## Material for the task:
=== Section Start ===

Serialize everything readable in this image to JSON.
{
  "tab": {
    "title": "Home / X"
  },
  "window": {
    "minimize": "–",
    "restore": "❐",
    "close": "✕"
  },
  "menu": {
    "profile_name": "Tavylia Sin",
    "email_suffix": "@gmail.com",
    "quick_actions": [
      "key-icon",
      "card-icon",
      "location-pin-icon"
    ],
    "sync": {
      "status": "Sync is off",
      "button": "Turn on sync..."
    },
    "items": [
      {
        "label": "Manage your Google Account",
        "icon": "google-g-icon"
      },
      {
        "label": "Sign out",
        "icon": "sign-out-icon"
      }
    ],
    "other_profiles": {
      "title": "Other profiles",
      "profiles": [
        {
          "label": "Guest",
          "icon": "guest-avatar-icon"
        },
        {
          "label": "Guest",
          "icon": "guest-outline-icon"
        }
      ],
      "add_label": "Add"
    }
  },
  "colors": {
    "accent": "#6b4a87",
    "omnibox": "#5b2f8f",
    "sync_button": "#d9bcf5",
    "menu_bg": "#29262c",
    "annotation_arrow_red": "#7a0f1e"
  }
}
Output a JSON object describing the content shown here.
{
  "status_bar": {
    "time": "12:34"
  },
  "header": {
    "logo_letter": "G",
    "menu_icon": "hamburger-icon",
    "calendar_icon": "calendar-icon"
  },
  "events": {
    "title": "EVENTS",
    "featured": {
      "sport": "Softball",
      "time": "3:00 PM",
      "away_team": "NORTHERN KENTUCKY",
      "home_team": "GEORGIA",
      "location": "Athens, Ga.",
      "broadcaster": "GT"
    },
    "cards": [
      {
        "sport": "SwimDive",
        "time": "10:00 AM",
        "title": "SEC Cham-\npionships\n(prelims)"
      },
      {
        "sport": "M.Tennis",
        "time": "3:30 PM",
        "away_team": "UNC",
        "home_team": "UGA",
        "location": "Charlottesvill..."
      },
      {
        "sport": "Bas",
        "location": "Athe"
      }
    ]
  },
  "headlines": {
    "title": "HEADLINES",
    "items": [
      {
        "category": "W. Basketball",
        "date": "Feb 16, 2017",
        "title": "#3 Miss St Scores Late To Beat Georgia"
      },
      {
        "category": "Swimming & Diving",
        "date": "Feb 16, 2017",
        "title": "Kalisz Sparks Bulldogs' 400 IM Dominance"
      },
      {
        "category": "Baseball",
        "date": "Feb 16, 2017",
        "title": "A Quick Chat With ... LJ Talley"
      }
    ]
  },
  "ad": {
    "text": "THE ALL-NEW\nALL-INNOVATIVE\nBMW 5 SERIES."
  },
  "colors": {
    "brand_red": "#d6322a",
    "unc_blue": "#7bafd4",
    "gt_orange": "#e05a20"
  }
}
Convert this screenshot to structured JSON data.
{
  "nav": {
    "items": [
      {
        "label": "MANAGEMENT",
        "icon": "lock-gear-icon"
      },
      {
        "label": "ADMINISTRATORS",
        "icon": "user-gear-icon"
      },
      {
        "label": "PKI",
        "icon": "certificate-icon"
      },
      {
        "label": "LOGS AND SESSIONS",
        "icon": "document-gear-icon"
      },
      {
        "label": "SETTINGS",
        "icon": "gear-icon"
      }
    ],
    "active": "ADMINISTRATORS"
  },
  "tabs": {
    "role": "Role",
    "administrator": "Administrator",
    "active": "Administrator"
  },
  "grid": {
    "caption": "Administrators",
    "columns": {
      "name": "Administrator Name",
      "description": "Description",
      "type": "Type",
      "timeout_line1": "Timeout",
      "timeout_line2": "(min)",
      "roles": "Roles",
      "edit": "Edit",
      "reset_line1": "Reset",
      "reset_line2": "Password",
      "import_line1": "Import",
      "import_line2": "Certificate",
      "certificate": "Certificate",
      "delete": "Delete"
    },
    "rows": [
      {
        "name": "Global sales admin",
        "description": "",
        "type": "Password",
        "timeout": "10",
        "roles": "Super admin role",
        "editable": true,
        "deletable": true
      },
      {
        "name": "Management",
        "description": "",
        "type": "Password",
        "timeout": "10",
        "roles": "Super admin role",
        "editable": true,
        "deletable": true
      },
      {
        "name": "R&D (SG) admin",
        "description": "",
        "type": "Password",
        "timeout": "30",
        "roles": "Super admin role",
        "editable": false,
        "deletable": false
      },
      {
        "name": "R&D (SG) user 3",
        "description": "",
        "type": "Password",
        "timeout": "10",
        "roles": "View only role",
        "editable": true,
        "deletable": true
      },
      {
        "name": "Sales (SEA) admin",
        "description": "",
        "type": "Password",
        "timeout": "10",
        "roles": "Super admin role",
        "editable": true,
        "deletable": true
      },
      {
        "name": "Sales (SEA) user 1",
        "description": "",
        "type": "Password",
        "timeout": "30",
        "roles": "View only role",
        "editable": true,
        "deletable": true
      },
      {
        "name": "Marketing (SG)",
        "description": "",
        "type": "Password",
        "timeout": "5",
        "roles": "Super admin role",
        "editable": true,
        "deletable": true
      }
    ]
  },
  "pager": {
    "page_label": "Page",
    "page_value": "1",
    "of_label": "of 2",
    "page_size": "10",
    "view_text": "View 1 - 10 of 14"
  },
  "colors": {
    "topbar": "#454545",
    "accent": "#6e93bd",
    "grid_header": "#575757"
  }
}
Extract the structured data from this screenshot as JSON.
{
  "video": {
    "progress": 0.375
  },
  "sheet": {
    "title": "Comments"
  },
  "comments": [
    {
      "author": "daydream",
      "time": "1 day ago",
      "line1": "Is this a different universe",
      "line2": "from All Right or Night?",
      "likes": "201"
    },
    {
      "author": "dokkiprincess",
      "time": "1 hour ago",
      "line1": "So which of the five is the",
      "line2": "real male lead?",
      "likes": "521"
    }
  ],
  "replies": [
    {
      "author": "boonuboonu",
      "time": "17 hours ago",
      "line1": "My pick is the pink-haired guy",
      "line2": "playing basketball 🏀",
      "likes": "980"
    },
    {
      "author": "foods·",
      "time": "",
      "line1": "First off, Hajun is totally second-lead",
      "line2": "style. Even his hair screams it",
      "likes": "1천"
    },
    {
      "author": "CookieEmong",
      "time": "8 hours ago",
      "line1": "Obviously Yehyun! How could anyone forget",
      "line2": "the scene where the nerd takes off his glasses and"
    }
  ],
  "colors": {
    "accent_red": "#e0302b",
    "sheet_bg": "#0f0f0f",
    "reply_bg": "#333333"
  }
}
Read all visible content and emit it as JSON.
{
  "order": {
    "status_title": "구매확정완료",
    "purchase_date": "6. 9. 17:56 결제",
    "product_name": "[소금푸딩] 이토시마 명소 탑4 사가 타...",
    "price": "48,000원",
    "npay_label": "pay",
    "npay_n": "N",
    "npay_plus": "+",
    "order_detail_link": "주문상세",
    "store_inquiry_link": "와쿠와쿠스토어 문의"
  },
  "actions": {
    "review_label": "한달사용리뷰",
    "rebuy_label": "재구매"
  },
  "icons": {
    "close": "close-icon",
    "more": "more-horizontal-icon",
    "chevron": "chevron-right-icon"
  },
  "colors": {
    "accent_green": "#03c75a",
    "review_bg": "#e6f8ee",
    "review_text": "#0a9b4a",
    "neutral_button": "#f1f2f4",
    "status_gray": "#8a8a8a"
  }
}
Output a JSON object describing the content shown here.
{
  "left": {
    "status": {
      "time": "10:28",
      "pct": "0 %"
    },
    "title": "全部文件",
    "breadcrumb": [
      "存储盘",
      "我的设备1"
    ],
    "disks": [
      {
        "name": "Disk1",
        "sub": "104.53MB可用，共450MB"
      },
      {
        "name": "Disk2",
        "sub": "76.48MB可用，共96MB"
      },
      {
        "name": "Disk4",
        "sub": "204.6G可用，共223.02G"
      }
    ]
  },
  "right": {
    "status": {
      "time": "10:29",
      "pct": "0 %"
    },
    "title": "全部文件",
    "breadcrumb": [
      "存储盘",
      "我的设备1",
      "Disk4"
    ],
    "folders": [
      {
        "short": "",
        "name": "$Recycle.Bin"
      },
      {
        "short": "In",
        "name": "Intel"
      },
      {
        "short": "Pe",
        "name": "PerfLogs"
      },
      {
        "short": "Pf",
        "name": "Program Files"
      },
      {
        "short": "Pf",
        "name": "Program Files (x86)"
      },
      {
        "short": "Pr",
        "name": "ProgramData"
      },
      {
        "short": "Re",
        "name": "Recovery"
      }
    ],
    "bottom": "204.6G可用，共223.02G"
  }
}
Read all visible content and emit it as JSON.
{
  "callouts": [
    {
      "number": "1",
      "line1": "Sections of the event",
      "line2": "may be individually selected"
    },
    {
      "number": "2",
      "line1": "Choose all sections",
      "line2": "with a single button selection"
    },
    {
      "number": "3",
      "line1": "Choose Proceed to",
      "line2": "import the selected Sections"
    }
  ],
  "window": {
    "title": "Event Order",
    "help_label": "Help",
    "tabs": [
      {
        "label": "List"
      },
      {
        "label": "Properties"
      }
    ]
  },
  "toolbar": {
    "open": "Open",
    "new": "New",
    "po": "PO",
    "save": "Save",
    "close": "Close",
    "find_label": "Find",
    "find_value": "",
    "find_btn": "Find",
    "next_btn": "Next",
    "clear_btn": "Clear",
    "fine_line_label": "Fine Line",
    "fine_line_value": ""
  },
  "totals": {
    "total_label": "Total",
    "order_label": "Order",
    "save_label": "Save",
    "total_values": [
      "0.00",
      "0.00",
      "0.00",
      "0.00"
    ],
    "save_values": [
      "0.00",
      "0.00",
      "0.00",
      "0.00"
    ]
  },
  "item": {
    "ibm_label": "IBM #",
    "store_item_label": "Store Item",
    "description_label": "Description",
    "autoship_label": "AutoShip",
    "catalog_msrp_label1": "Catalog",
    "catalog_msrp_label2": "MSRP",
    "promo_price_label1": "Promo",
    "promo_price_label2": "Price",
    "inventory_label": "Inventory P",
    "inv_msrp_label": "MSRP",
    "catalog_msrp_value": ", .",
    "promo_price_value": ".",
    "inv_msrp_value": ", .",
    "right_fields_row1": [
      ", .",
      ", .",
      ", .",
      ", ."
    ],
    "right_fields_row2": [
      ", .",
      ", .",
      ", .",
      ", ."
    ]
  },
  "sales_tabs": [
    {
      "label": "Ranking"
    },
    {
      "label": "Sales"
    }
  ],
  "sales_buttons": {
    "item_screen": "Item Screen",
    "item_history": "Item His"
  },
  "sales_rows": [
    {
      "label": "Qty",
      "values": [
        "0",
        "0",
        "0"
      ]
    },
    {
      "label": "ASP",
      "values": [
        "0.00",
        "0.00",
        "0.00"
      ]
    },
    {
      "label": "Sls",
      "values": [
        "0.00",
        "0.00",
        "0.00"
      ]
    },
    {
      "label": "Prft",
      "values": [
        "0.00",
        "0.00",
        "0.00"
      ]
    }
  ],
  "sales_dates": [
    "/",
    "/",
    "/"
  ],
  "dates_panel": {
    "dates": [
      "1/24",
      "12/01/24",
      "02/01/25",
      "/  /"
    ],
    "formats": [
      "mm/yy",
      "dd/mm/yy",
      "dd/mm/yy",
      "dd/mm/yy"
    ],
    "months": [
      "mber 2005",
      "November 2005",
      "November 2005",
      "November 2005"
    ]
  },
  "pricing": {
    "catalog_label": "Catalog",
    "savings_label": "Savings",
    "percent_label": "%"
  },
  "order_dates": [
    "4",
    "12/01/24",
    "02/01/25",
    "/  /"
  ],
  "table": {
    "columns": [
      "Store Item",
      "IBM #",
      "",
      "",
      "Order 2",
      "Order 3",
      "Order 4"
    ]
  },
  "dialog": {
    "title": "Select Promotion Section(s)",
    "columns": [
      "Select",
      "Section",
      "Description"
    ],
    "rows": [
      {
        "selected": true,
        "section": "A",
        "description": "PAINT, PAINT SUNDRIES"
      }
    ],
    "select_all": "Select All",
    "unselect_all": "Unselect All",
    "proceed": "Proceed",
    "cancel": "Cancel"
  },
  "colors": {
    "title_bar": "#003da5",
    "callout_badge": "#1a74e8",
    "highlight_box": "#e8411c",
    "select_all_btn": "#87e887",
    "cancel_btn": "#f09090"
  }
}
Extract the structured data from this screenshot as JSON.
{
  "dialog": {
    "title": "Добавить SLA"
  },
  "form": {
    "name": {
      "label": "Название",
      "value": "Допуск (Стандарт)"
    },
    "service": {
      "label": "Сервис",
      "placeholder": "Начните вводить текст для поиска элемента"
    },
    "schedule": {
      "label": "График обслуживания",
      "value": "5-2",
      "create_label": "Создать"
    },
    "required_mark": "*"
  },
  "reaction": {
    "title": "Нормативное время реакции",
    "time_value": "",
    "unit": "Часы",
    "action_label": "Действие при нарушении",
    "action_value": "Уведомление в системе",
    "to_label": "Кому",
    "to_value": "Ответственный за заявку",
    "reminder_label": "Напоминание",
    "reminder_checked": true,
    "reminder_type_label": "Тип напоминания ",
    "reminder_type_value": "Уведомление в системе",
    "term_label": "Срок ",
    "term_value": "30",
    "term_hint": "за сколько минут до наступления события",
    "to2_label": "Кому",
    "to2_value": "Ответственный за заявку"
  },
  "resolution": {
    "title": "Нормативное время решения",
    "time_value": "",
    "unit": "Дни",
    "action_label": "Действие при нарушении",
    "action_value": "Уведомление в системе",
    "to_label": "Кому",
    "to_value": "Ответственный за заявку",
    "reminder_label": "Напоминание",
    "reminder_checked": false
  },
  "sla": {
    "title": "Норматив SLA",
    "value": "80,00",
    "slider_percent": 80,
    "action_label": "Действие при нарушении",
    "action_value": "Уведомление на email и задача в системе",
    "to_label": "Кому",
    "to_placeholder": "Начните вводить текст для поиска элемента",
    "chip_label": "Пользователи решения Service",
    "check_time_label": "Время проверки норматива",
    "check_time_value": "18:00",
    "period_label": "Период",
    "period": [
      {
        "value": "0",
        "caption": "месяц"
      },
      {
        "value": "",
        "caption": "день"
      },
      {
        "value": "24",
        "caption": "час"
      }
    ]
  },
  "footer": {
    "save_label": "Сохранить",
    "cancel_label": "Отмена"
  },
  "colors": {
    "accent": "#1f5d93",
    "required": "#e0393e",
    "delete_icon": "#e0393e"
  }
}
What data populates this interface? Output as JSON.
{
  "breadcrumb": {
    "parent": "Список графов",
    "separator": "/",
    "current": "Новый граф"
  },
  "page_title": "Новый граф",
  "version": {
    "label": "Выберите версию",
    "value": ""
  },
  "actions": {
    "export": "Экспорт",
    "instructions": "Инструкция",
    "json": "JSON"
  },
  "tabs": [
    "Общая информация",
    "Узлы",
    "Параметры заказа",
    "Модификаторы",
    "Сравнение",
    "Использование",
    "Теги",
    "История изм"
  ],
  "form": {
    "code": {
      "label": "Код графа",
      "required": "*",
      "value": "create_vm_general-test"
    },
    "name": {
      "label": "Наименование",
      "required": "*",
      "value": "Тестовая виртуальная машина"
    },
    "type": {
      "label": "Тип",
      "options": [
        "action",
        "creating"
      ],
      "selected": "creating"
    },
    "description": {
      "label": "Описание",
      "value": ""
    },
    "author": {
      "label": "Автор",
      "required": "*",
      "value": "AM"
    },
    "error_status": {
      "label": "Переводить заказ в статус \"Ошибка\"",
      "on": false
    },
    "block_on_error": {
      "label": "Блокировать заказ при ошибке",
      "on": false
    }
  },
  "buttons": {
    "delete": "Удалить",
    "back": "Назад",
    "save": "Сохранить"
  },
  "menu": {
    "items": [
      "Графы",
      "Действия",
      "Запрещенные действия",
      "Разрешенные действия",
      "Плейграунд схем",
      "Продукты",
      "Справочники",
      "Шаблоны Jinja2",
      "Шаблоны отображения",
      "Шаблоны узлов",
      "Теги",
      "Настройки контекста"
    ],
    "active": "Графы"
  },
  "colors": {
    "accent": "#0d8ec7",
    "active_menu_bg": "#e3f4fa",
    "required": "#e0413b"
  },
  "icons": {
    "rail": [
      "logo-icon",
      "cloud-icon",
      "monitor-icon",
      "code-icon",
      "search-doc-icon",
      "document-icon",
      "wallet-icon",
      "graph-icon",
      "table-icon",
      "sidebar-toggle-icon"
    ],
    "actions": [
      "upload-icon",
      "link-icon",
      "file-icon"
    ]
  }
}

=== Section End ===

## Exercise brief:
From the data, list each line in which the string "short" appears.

## Solution:
        "short": "",
        "short": "In",
        "short": "Pe",
        "short": "Pf",
        "short": "Pf",
        "short": "Pr",
        "short": "Re",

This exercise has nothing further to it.